ivory nut


From The Collaborative International Dictionary of English v.0.48:

Ivory \I"vo*ry\ ([imac]"v[-o]*r[y^]), n.; pl. Ivories. [OE.
   ivori, F. ivoire, fr. L. eboreus made of ivory, fr. ebur,
   eboris, ivory, cf. Skr. ibha elephant. Cf. Eburnean.]
   [1913 Webster]
   1. The hard, white, opaque, fine-grained substance
      constituting the tusks of the elephant. It is a variety of
      dentine, characterized by the minuteness and close
      arrangement of the tubes, as also by their double flexure.
      It is used in manufacturing articles of ornament or
      utility.
      [1913 Webster]

   Note: Ivory is the name commercially given not only to the
         substance constituting the tusks of the elephant, but
         also to that of the tusks of the hippopotamus and
         walrus, the hornlike tusk of the narwhal, etc.
         [1913 Webster]

   2. The tusks themselves of the elephant, etc.
      [1913 Webster]

   3. Any carving executed in ivory. --Mollett.
      [1913 Webster]

   4. pl. Teeth; as, to show one's ivories. [Slang]
      [1913 Webster]

   Ivory black. See under Black, n.

   Ivory gull (Zool.), a white Arctic gull (Larus eburneus).
      

   Ivory nut (Bot.), the nut of a species of palm, the
      Phytephas macroarpa, often as large as a hen's egg. When
      young the seed contains a fluid, which gradually hardness
      into a whitish, close-grained, albuminous substance,
      resembling the finest ivory in texture and color, whence
      it is called vegetable ivory. It is wrought into various
      articles, as buttons, chessmen, etc. The palm is found in
      New Grenada. A smaller kind is the fruit of the {Phytephas
      microarpa}. The nuts are known in commerce as Corosso
      nuts.

   Ivory palm (Bot.), the palm tree which produces ivory nuts.
      

   Ivory shell (Zool.), any species of Eburna, a genus of
      marine gastropod shells, having a smooth surface, usually
      white with red or brown spots.

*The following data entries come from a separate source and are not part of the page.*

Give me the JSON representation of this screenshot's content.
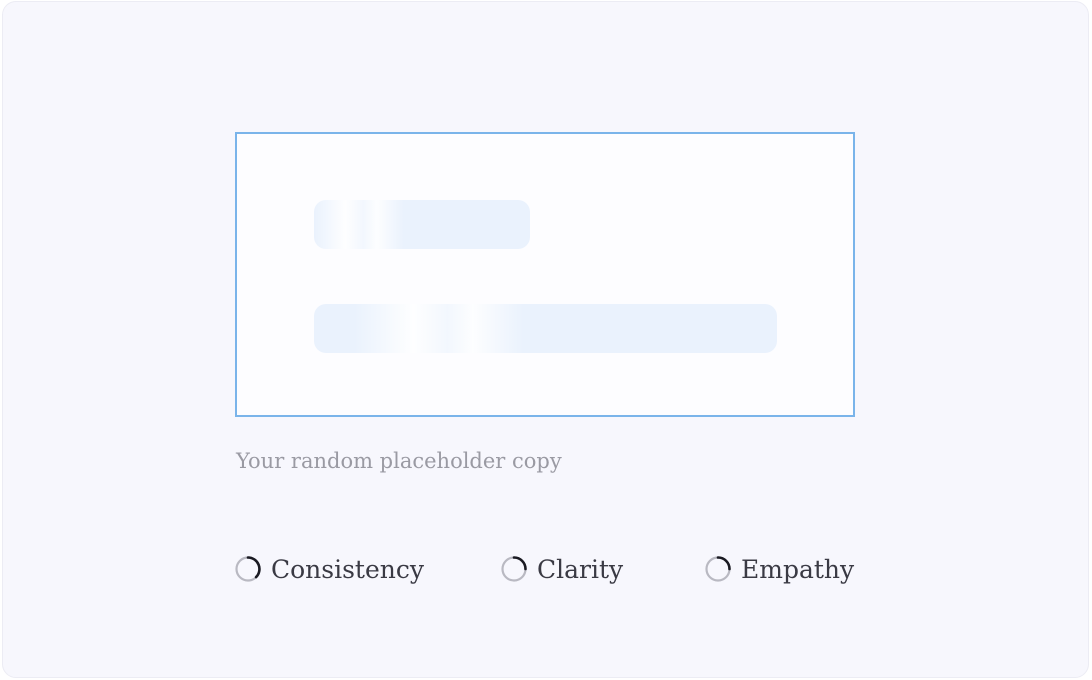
{
  "caption": "Your random placeholder copy",
  "loaders": [
    {
      "label": "Consistency"
    },
    {
      "label": "Clarity"
    },
    {
      "label": "Empathy"
    }
  ],
  "colors": {
    "background": "#f7f7fd",
    "card_border": "#7ab4ea",
    "skeleton": "#eaf2fd",
    "spinner_track": "#b9b9c2",
    "spinner_arc": "#1a1a22",
    "caption_text": "#9a9aa3",
    "label_text": "#3a3a44"
  },
  "icons": {
    "spinner": "loading-spinner-icon"
  }
}
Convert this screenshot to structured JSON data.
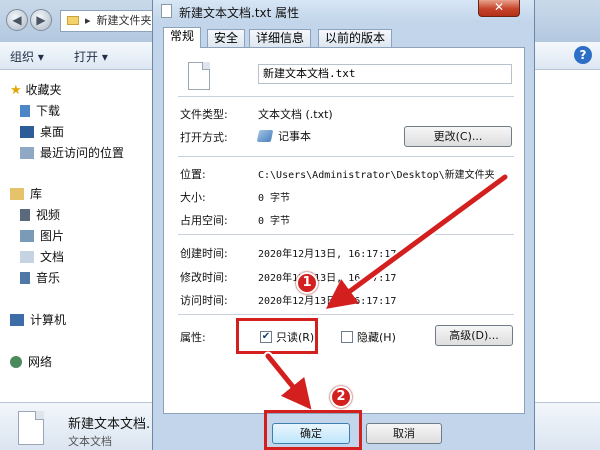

   Vegetable ivory, the meat of the ivory nut. See Ivory nut
      (above).
      [1913 Webster] ivorybill
Feedback Form